Ships carrying commodities continue coming in to Rota
Rota’s seaport was not seriously affected by the destruction brought by Typhoon Mangkhut to the island last month, according to Commonwealth Ports Authority board committee for airport operations chair Barrie C. Toves.
In an interview with Saipan Tribune last week, Toves said right now assessment has been completed by their ports manager about the damage.
He said he has not seen the report yet, but they did send out people out from the Emergency Operations Center to make an initial damage assessment.
Toves was working at the EOC when Typhoon Mangkhut battered the island to coordinate resources for response and recovery.
Toves said the only time they’re concerned was because the U.S. Coast Guard did not immediately clear any vessel to navigate the channel.
He said while they were monitoring the situation at the seaport, Coast Guard inspectors then eventually looked at the harbor to see if there were no major debris that would create any kind of security issues.
“Then it was opened up. That’s how the relief ships were coming in,” said Toves as he commended that the Coast Guard for being “really responsive.”
He said as soon as the typhoon warning was cancelled, the Coast Guard opened up the way for the first emergency relief ship to come in despite that the declaration was not been issued out yet at that time.
Toves said because of the relief effort, they were able to “bend a little” and gave way for Rota to receive that shipment that came in.
He said the seaport is currently doing fine and that in fact recently ships came in to provide shipping of commodities for the commercial operations.
“We’re getting back there.

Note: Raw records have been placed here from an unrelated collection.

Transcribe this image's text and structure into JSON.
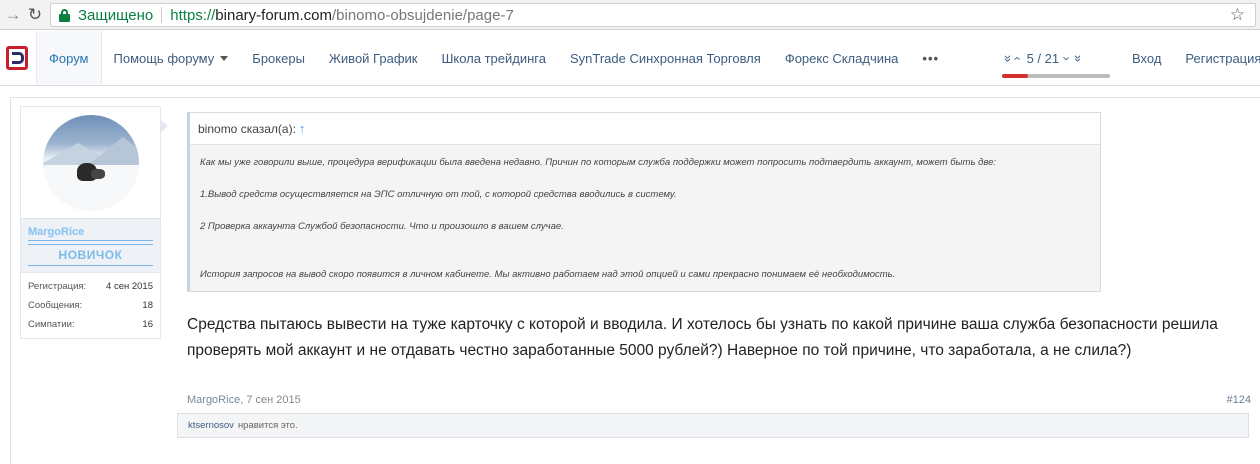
{
  "browser": {
    "secure_label": "Защищено",
    "url_scheme": "https://",
    "url_host": "binary-forum.com",
    "url_path": "/binomo-obsujdenie/page-7"
  },
  "nav": {
    "items": [
      {
        "label": "Форум",
        "active": true
      },
      {
        "label": "Помощь форуму",
        "dropdown": true
      },
      {
        "label": "Брокеры"
      },
      {
        "label": "Живой График"
      },
      {
        "label": "Школа трейдинга"
      },
      {
        "label": "SynTrade Синхронная Торговля"
      },
      {
        "label": "Форекс Складчина"
      },
      {
        "label": "•••"
      }
    ],
    "pager": {
      "first": "«",
      "prev": "‹",
      "text": "5 / 21",
      "next": "›",
      "last": "»",
      "progress": 0.2381
    },
    "login": "Вход",
    "register": "Регистрация"
  },
  "colors": {
    "brand_red": "#c81e2a",
    "link": "#3d5d80",
    "rank_blue": "#7bbbe8"
  },
  "user": {
    "name": "MargoRice",
    "rank": "НОВИЧОК",
    "stats": [
      {
        "label": "Регистрация:",
        "value": "4 сен 2015"
      },
      {
        "label": "Сообщения:",
        "value": "18"
      },
      {
        "label": "Симпатии:",
        "value": "16"
      }
    ]
  },
  "post": {
    "quote_author": "binomo сказал(а):",
    "quote_arrow": "↑",
    "quote_lines": [
      "Как мы уже говорили выше, процедура верификации была введена недавно. Причин по которым служба поддержки может попросить подтвердить аккаунт, может быть две:",
      "",
      "1.Вывод средств осуществляется на ЭПС отличную от той, с которой средства вводились в систему.",
      "",
      "2 Проверка аккаунта Службой безопасности. Что и произошло в вашем случае.",
      "",
      "",
      "История запросов на вывод скоро появится в личном кабинете. Мы активно работаем над этой опцией и сами прекрасно понимаем её необходимость."
    ],
    "text": "Средства пытаюсь вывести на туже карточку с которой и вводила. И хотелось бы узнать по какой причине ваша служба безопасности решила проверять мой аккаунт и не отдавать честно заработанные 5000 рублей?) Наверное по той причине, что заработала, а не слила?)",
    "author": "MargoRice",
    "date": "7 сен 2015",
    "number": "#124",
    "liker": "ktsernosov",
    "likes_suffix": "нравится это."
  }
}
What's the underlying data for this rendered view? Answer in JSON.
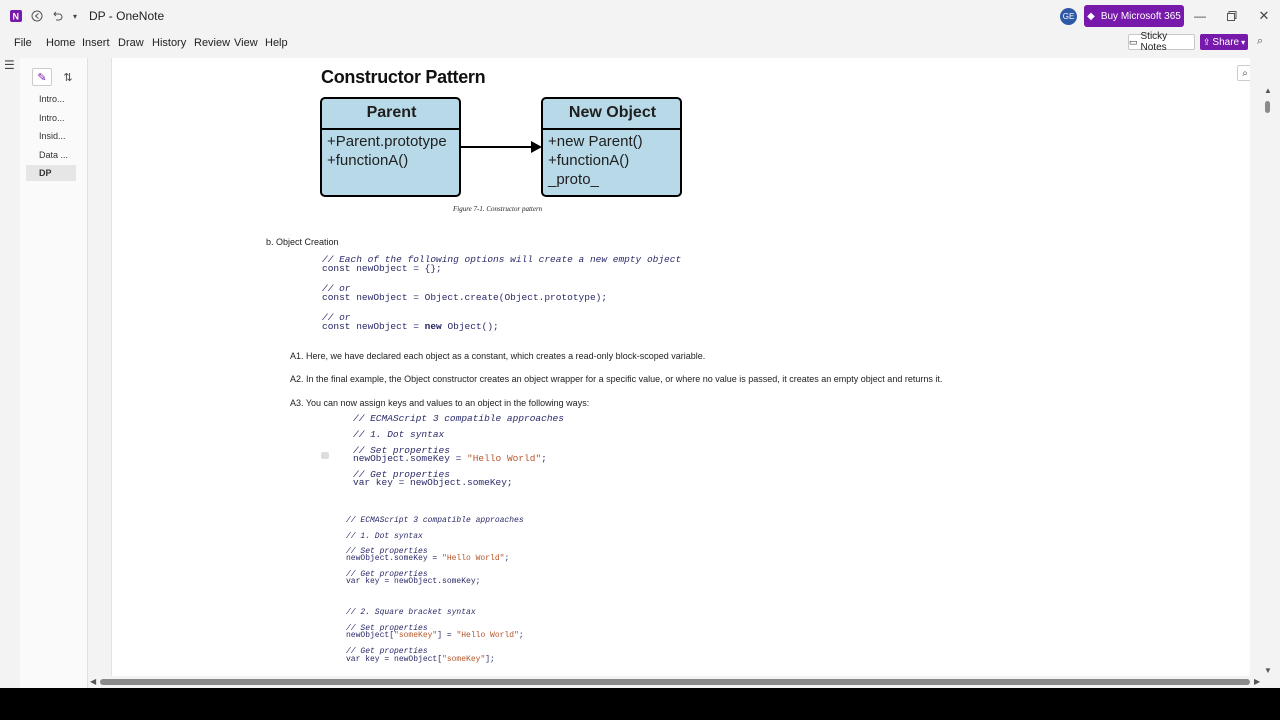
{
  "window": {
    "title": "DP - OneNote",
    "avatar_initials": "GE",
    "buy_label": "Buy Microsoft 365",
    "accent": "#7719aa"
  },
  "menu": [
    "File",
    "Home",
    "Insert",
    "Draw",
    "History",
    "Review",
    "View",
    "Help"
  ],
  "toolbar": {
    "sticky_notes": "Sticky Notes",
    "share": "Share"
  },
  "pages": [
    {
      "label": "Intro..."
    },
    {
      "label": "Intro..."
    },
    {
      "label": "Insid..."
    },
    {
      "label": "Data ..."
    },
    {
      "label": "DP",
      "selected": true
    }
  ],
  "note": {
    "heading": "Constructor Pattern",
    "diagram": {
      "left": {
        "title": "Parent",
        "lines": [
          "+Parent.prototype",
          "+functionA()"
        ]
      },
      "right": {
        "title": "New Object",
        "lines": [
          "+new Parent()",
          "+functionA()",
          "_proto_"
        ]
      },
      "caption": "Figure 7-1. Constructor pattern"
    },
    "section_b": "b. Object Creation",
    "code1": {
      "c1": "// Each of the following options will create a new empty object",
      "l1_kw": "const",
      "l1_rest": " newObject = {};",
      "c2": "// or",
      "l2_kw": "const",
      "l2_rest": " newObject = Object.create(Object.prototype);",
      "c3": "// or",
      "l3_kw": "const",
      "l3_a": " newObject = ",
      "l3_kw2": "new",
      "l3_b": " Object();"
    },
    "a1": "A1. Here, we have declared each object as a constant, which creates a read-only block-scoped variable.",
    "a2": "A2. In the final example, the Object constructor creates an object wrapper for a specific value, or where no value is passed, it creates an empty object and returns it.",
    "a3": "A3. You can now assign keys and values to an object in the following ways:",
    "code2": {
      "c1": "// ECMAScript 3 compatible approaches",
      "c2": "// 1. Dot syntax",
      "c3": "// Set properties",
      "l1_a": "newObject.someKey = ",
      "l1_str": "\"Hello World\"",
      "l1_b": ";",
      "c4": "// Get properties",
      "l2_kw": "var",
      "l2_rest": " key = newObject.someKey;"
    },
    "code3": {
      "c1": "// ECMAScript 3 compatible approaches",
      "c2": "// 1. Dot syntax",
      "c3": "// Set properties",
      "l1_a": "newObject.someKey = ",
      "l1_str": "\"Hello World\"",
      "l1_b": ";",
      "c4": "// Get properties",
      "l2_kw": "var",
      "l2_rest": " key = newObject.someKey;",
      "c5": "// 2. Square bracket syntax",
      "c6": "// Set properties",
      "l3_a": "newObject[",
      "l3_str": "\"someKey\"",
      "l3_b": "] = ",
      "l3_str2": "\"Hello World\"",
      "l3_c": ";",
      "c7": "// Get properties",
      "l4_kw": "var",
      "l4_a": " key = newObject[",
      "l4_str": "\"someKey\"",
      "l4_b": "];"
    }
  }
}
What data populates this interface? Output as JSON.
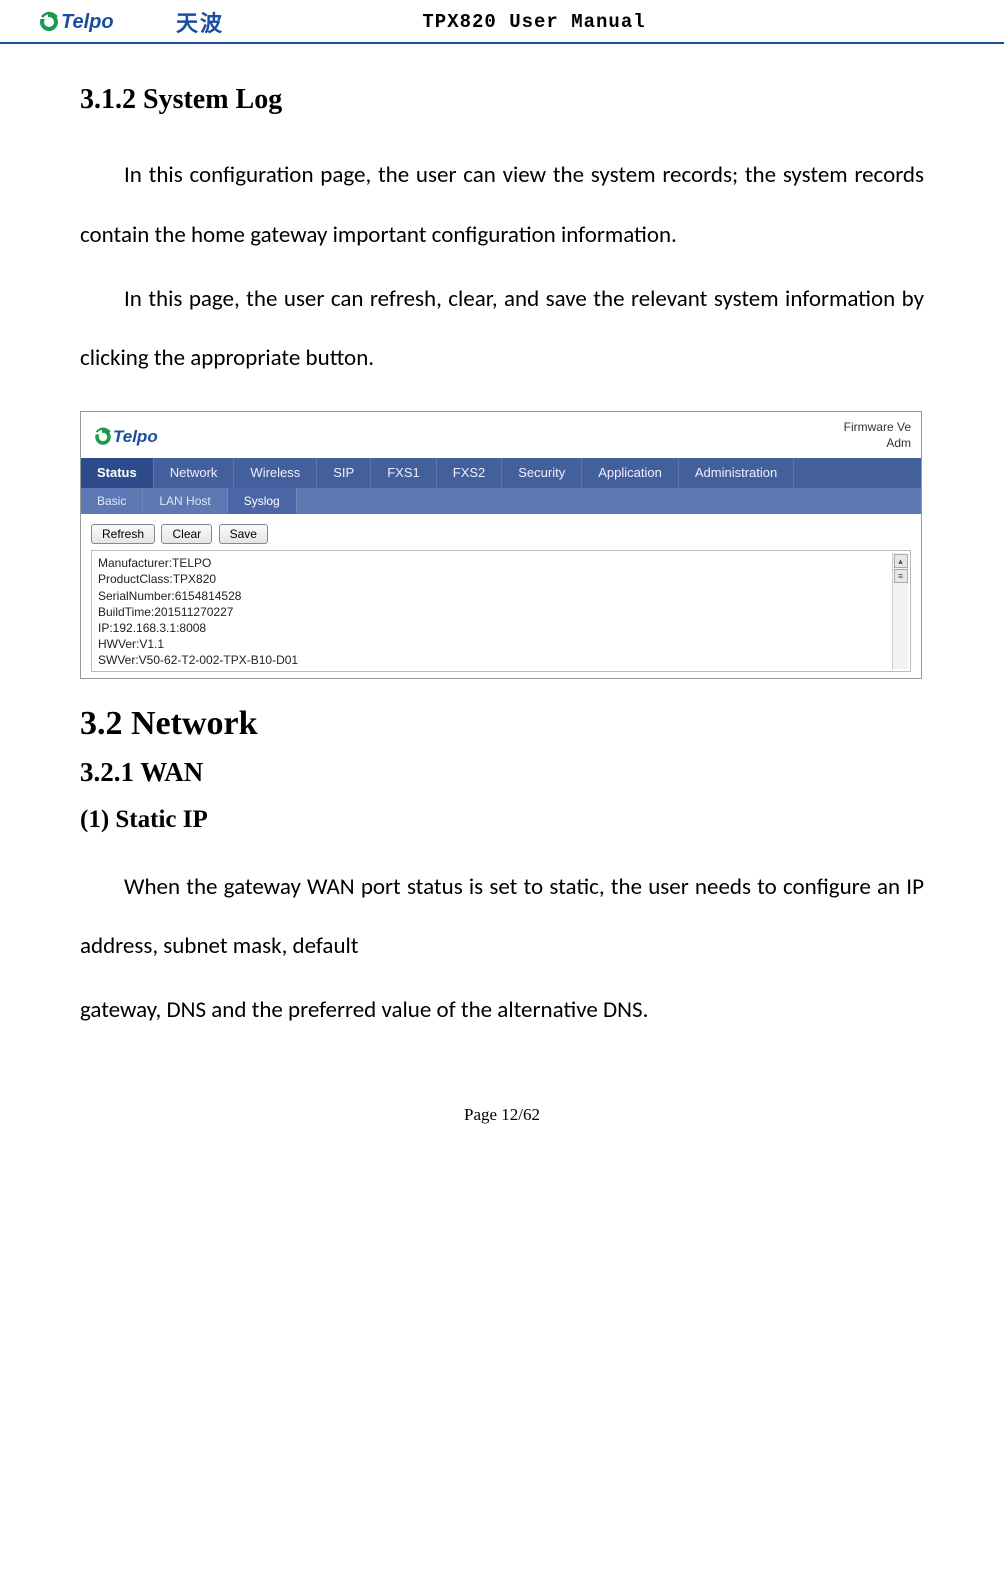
{
  "header": {
    "brand_cjk": "天波",
    "manual_title": "TPX820 User Manual"
  },
  "section312": {
    "heading": "3.1.2 System Log",
    "p1": "In this configuration page, the user can view the system records; the system records contain the home gateway important configuration information.",
    "p2": "In this page, the user can refresh, clear, and save the relevant system information by clicking the appropriate button."
  },
  "screenshot": {
    "firmware_line1": "Firmware Ve",
    "firmware_line2": "Adm",
    "tabs": {
      "status": "Status",
      "network": "Network",
      "wireless": "Wireless",
      "sip": "SIP",
      "fxs1": "FXS1",
      "fxs2": "FXS2",
      "security": "Security",
      "application": "Application",
      "administration": "Administration"
    },
    "subtabs": {
      "basic": "Basic",
      "lanhost": "LAN Host",
      "syslog": "Syslog"
    },
    "buttons": {
      "refresh": "Refresh",
      "clear": "Clear",
      "save": "Save"
    },
    "log_lines": {
      "l0": "Manufacturer:TELPO",
      "l1": "ProductClass:TPX820",
      "l2": "SerialNumber:6154814528",
      "l3": "BuildTime:201511270227",
      "l4": "IP:192.168.3.1:8008",
      "l5": "HWVer:V1.1",
      "l6": "SWVer:V50-62-T2-002-TPX-B10-D01"
    }
  },
  "section32": {
    "heading": "3.2 Network",
    "sub": "3.2.1 WAN",
    "subsub": "(1) Static IP",
    "p1": "When the gateway WAN port status is set to static, the user needs to configure an IP address, subnet mask, default",
    "p2": "gateway, DNS and the preferred value of the alternative DNS."
  },
  "footer": {
    "page": "Page 12/62"
  }
}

We’re getting back in our feet,” Toves said.
Toves earlier disclosed that the perimeter fences surrounding the Benjamin T. Manglona International Airport on Rota sustained damage from Mangkhut.